**WHAT TO WORK ON**
For the entries below, say how many lines include the word "State" and add nothing else.

───── INFORMATION ─────

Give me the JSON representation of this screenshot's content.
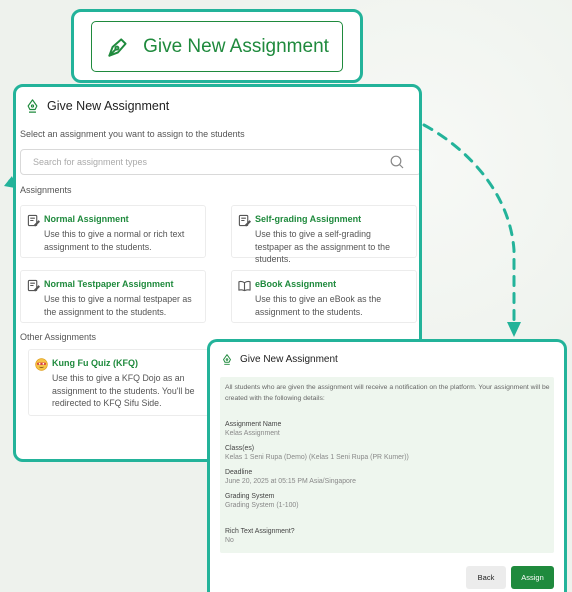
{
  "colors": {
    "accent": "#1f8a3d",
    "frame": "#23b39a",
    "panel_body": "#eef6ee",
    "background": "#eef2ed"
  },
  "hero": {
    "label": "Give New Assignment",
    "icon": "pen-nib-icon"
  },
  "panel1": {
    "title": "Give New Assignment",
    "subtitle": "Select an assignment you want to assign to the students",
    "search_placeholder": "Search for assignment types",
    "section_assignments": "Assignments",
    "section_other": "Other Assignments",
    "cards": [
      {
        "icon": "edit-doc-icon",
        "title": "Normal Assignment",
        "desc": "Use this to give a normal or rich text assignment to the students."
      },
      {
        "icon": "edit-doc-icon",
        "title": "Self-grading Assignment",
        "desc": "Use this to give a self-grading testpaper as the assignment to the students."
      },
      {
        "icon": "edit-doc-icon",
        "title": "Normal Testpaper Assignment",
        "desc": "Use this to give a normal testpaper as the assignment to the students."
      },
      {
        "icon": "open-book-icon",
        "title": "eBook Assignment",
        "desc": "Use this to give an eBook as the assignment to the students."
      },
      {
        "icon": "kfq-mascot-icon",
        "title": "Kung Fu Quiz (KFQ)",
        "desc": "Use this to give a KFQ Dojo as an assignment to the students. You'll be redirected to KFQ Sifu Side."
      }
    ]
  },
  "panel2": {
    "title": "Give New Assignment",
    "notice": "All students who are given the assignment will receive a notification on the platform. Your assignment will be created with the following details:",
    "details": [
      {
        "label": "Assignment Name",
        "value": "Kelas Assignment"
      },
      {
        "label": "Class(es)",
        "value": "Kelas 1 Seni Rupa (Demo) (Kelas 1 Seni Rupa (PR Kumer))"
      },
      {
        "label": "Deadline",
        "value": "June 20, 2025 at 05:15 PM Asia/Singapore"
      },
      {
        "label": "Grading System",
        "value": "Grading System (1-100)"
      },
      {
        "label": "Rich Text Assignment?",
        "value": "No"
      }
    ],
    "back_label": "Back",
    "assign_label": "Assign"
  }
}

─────
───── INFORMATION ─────

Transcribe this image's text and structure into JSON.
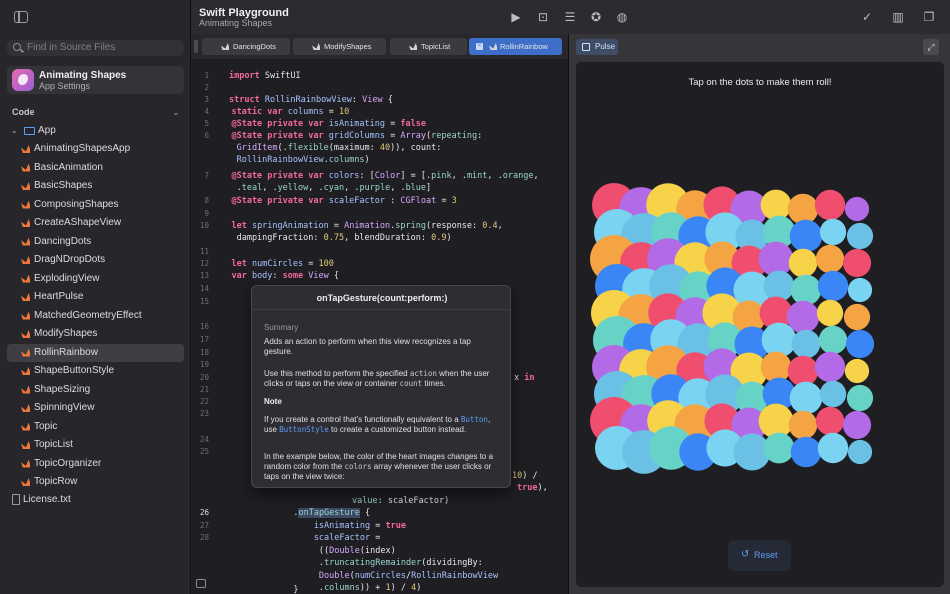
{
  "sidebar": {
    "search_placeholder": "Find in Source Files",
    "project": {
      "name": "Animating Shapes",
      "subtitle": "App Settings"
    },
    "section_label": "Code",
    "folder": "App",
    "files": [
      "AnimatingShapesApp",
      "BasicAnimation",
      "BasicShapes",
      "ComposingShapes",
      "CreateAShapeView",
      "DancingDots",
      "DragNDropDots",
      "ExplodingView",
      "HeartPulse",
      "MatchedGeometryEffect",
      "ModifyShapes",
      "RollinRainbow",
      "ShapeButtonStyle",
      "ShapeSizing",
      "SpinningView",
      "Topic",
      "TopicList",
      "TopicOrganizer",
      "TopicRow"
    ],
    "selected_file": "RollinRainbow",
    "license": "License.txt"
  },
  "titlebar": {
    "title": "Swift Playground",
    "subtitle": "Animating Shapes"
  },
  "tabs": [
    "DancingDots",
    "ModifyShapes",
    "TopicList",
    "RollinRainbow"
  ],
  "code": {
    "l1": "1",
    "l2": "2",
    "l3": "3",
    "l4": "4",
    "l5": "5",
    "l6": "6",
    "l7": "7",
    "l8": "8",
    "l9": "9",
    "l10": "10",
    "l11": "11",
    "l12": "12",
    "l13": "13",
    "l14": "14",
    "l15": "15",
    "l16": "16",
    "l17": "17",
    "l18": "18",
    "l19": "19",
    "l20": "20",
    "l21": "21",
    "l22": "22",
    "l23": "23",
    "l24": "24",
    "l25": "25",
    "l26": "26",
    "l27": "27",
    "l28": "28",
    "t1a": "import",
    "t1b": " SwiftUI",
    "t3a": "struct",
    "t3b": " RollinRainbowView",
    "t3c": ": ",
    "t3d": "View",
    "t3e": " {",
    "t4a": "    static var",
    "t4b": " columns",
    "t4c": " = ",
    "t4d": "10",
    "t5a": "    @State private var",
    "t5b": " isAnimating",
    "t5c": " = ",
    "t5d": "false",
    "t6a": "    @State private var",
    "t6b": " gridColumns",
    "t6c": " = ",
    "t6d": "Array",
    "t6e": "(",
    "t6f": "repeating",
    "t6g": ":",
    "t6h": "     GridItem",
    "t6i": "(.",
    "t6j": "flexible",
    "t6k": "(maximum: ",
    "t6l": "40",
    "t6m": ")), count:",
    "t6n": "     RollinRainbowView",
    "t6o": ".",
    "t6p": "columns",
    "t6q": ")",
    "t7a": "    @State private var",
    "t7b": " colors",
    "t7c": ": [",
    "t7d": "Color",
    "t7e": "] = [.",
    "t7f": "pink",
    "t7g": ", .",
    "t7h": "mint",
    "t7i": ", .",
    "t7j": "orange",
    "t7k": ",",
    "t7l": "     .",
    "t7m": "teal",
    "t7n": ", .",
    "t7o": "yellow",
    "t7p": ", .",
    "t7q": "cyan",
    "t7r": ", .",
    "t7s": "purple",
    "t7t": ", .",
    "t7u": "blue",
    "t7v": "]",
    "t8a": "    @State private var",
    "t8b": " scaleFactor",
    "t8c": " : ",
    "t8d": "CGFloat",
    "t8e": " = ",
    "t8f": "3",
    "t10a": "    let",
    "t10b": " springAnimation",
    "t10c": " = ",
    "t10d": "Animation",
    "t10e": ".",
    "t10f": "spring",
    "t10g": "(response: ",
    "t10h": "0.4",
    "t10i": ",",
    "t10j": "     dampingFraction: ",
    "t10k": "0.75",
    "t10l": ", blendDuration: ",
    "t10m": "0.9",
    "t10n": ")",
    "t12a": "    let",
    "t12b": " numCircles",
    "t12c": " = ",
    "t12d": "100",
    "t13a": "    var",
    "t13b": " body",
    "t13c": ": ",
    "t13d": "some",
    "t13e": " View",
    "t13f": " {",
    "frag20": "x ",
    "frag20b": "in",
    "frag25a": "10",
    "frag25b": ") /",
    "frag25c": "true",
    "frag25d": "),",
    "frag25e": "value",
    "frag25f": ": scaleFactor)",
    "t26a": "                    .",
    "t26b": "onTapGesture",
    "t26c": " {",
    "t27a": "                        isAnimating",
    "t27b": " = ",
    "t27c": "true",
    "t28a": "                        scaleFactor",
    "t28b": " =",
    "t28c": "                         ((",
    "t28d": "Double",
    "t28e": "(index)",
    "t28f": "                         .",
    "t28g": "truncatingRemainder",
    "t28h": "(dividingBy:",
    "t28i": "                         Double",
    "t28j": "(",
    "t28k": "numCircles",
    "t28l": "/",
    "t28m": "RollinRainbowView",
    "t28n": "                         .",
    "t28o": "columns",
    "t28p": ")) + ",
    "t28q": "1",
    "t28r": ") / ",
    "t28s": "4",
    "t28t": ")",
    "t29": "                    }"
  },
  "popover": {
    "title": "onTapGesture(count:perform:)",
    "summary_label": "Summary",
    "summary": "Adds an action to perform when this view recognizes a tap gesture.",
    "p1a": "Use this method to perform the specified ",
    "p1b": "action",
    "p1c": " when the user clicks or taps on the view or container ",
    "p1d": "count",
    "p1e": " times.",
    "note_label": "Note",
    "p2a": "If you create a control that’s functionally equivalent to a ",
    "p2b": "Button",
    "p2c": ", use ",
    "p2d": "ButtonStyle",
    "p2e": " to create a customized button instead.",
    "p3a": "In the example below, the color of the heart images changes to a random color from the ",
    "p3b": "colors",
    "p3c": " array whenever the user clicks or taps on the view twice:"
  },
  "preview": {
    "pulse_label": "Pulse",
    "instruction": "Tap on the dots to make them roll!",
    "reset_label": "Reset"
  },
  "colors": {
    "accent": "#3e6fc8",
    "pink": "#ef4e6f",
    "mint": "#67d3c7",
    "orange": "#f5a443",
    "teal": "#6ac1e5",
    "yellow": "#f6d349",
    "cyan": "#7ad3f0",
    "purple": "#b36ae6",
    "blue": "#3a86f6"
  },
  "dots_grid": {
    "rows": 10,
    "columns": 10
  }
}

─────

**ANSWER SPACE**
4